“I think as you grow older your Christmas list gets shorter, because the things you want can't be bought.” – Earl Dibbles Jr.
I like this sentiment which is variously attributed to a handful of bloggers but seems to point back to a 38-year-old singer songwriter named Granger Smith and his altar ego, Earl Dibbles Jr. Just Google it and you’ll see a number of pithy sayings that don’t sound like they’d come from anyone under 40. But, I digress.
With Christmas just a handful of days away, let’s talk about making it less complicated. Let’s just appreciate it for the day it is. If you’re a believer, it’s about the birth of Jesus. Maybe for you it’s just about Santa Claus. Maybe it’s just about giving, or getting, or just about family.
Blogger Stephen Altrogge says people cling so tightly to Christmas because it “helps us forget about our problems for awhile. For a few, brief days, everything seems as it should be. We long for a white Christmas because the snow covers up all the mud and muck.”
Ah yes, a white Christmas. Just part of the many colors of Christmas shopping which starts the day after Thanksgiving with Black Friday. Yes, I have noticed that Black Friday savings are now being touted before Thanksgiving. “Why wait ‘til Black Friday?” has become the hue and cry of on-line retailers.
Interestingly, the mom and pop shops have found their own day, “Small Business Saturday” which now follows Black Friday.
For those of you following along on your computer, there’s Cyber Monday. Throw in a dose of Giving Tuesday and then it’s Hump Day. Check out Facebook for Throwback Thursday and you’ve monikered up every day of the week except Sunday. But that’s good because it is supposed to be a day of rest.
So. Imagine my surprise when just today I discovered something called Green Monday. The term was allegedly coined by eBay 10 years ago to describe the best sales day in December, usually the second Monday. Business research firm comScore refers to it as the last Monday with at least 10 days prior to Christmas. Oh duh.

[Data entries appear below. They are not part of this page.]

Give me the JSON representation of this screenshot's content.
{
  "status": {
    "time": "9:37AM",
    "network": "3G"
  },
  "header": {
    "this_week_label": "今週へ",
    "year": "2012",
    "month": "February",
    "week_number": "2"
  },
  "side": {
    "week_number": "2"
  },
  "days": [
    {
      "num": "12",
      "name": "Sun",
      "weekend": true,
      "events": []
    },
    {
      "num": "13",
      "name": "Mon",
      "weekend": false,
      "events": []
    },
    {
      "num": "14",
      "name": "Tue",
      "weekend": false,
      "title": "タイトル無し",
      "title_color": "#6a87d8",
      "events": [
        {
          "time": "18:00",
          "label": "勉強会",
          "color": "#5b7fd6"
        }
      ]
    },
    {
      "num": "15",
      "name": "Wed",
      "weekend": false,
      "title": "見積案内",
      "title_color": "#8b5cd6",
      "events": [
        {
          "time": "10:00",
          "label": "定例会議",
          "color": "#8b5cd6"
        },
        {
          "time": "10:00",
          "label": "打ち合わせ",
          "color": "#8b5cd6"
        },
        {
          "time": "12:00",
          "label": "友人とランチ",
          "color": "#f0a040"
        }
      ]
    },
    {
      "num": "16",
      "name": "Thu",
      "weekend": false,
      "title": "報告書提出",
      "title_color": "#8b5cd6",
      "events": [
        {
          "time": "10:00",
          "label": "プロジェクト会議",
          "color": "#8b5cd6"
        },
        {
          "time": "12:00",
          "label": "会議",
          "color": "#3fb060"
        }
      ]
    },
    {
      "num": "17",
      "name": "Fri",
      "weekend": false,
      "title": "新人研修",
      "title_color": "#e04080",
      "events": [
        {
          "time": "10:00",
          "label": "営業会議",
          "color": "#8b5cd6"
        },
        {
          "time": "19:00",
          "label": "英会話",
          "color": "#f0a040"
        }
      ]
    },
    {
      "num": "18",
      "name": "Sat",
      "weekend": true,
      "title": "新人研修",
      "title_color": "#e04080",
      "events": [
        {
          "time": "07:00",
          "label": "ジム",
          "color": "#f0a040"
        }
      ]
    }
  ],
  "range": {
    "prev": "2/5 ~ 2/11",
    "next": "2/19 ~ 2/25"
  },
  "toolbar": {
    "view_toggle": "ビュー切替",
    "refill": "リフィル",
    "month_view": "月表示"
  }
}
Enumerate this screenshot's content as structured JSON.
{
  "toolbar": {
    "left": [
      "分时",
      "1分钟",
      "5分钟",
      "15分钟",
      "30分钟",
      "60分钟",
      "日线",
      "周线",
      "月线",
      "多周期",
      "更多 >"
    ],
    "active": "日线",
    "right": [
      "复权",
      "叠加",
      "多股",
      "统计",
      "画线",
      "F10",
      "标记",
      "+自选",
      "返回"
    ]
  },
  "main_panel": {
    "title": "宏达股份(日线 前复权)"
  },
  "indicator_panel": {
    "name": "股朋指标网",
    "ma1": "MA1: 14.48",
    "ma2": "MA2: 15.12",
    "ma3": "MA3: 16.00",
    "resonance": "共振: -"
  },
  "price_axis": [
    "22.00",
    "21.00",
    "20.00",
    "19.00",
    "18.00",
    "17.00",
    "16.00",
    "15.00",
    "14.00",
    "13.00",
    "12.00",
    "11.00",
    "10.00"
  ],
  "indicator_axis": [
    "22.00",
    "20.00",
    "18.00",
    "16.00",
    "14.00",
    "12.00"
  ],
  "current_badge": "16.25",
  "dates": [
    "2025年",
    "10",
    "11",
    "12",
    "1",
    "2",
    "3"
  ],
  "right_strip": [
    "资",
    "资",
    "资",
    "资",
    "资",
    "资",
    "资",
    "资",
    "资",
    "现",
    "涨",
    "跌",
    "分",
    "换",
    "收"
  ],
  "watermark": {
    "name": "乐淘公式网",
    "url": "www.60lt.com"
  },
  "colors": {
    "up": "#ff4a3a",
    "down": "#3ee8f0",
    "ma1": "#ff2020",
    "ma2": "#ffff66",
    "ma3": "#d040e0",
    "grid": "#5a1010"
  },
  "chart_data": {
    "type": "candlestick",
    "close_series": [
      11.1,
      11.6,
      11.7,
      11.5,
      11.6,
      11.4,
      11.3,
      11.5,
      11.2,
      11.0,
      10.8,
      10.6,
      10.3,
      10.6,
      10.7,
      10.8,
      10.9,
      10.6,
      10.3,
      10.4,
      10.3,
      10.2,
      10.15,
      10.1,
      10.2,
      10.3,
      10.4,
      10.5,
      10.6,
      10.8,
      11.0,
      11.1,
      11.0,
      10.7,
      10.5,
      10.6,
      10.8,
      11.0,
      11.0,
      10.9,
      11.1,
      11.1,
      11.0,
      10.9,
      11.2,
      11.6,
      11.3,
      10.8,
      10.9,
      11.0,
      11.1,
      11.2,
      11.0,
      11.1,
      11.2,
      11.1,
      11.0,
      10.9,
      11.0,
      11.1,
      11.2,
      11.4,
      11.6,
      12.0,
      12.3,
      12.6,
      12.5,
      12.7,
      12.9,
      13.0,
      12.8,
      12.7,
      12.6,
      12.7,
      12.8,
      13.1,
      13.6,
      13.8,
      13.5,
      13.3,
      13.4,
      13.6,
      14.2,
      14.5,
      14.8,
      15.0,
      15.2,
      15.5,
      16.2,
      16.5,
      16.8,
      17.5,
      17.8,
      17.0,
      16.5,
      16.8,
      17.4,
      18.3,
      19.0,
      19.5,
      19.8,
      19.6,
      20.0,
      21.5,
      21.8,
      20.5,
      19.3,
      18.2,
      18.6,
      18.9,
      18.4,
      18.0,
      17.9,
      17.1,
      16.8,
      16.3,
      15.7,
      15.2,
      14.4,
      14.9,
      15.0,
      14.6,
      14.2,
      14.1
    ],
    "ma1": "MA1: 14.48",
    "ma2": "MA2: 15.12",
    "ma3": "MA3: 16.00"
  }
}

Altrogge says he knows that Christmas is “supposed to be magical and special, but it often feels like a veneer covering badly rotted teeth. I know that not all is as it should be, and Christmas can be a poignant reminder of that.” But wait, perhaps Christmas is actually the antidote to the rotten world.
The reality is that as we start believing in Santa less and interpersonal relationships more, our list changes. Physical objects no longer satisfy us. Happiness, peace and understanding can’t be wrapped or shipped or sold. We want these three things because we can feel them deeply and know they will make a difference in our life and others.
J.L. Schmidt is the statehouse correspondent for the Nebraska Press Association. He has been covering Nebraska government and politics since 1979. He has been a registered Independent for 18 years.